I think going through that break up influenced my decision to not move TOO far away- Wisconsin all by myself with no partner seemed very scary, even though it was the #1 Sociology program in the country. The school I chose was only a few hours train ride to my friends/back home, but far enough away and expensive enough (over $100) that my parents couldn't try to force me to come home every weekend anymore.
I moved back to my parents house the summer after I graduated college for a very awkward few months during which I was now entirely open about not being religious anymore (although I still didn't openly violate any rules in front of them) and my mom told me not to talk to my youngest brother so I wouldn't be a bad influence on him 'the way I had corrupted my other brother' (really, me and my other OTD brother just went OTD together at the same time-he hung out in the same local OTD crowd I did, and he even ate non kosher meat before I did). My mother said after I left home at the end of the summer that was it, they wouldn't be giving me any more money help, and I couldn't move back home again, so I should go through everything in my room and take it with me because everything I left behind would be thrown away. I spent that summer biking everywhere to get out of the house as much as I could (would take long 10-15 mile bike rides), sorting through my entire life to decide what to move with me and what to throw away or donate, and getting ready to move to grad school.
After I moved my mom kept her word and threw away everything I left behind- my knee high steel toed doc martin lace up boots (those were expensive, mom!) and all my college artwork- I took a bunch of drawing classes in college for fun and took a class on figure drawing she disapproved of, which is why I think she threw all that stuff out. The next time I came to visit was Thanksgiving, at which point I discovered she had painted my entire room a different color and rearranged all the furniture, and as I said, threw out every single thing I had left behind. I felt like I had been erased from the house completely.

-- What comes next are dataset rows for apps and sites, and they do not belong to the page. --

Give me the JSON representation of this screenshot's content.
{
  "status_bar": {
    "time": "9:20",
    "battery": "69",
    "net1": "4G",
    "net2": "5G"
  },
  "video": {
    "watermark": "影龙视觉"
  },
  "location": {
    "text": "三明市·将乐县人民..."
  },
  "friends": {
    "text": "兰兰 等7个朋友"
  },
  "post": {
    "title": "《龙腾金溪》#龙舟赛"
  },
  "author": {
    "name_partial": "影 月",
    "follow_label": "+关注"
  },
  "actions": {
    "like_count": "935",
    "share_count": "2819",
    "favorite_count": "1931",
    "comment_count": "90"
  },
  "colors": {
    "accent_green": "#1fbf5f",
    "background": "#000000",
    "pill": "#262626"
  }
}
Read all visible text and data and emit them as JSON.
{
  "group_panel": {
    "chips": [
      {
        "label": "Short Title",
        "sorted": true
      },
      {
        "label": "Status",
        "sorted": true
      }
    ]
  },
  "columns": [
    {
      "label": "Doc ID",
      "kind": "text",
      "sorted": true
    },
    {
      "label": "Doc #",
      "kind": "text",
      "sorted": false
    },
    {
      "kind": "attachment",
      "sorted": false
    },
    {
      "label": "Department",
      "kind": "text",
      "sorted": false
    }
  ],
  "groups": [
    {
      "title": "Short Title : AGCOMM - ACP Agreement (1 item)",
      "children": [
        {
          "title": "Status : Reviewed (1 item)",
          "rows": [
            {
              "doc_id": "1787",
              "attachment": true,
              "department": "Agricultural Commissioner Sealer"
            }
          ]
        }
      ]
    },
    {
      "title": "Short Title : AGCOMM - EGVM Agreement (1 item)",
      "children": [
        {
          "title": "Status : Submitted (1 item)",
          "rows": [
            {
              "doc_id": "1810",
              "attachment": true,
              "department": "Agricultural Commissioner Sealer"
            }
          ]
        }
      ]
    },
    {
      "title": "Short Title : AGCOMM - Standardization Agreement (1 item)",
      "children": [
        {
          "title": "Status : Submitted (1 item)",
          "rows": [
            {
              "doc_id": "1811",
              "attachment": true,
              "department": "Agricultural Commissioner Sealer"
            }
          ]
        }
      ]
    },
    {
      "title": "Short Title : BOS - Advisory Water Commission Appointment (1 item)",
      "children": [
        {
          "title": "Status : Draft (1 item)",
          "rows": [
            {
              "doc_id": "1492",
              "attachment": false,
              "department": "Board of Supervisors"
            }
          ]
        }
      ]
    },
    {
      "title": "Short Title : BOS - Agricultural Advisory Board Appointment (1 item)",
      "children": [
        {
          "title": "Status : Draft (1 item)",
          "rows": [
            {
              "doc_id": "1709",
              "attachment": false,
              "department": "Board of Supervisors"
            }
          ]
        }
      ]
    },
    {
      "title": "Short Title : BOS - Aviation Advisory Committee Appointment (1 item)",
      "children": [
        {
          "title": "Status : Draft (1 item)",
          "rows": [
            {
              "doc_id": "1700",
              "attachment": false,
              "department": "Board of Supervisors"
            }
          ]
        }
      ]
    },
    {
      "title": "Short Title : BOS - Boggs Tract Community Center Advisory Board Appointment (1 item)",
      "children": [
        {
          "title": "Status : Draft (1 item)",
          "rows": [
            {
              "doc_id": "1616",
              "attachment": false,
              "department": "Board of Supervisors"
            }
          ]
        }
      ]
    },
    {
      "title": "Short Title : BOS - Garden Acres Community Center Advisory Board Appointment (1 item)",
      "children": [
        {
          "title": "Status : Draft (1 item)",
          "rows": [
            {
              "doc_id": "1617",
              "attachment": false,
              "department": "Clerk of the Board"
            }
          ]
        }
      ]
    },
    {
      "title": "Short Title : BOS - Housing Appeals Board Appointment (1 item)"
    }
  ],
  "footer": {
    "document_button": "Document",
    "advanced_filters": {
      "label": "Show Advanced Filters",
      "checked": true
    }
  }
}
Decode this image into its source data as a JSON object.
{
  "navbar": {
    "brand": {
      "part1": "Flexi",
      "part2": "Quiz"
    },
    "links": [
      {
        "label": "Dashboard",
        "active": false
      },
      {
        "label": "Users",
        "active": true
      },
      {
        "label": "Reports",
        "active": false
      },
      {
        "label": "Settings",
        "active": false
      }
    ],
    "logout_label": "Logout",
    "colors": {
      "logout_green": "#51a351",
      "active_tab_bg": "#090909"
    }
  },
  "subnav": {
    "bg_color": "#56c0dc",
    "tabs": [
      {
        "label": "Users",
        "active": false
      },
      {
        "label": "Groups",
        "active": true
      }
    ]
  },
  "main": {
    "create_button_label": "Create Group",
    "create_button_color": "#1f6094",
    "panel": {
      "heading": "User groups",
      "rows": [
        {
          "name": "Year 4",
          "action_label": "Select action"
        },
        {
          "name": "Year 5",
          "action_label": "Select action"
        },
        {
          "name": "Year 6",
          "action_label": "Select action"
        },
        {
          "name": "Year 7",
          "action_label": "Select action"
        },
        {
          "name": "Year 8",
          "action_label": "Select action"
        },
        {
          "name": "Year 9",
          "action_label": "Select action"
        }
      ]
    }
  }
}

The only thing to indicate I had ever lived there was my 8th grade class picture up on the piano.
To be continued...
One of my old figure drawings that I took a picture of before my mom threw it out.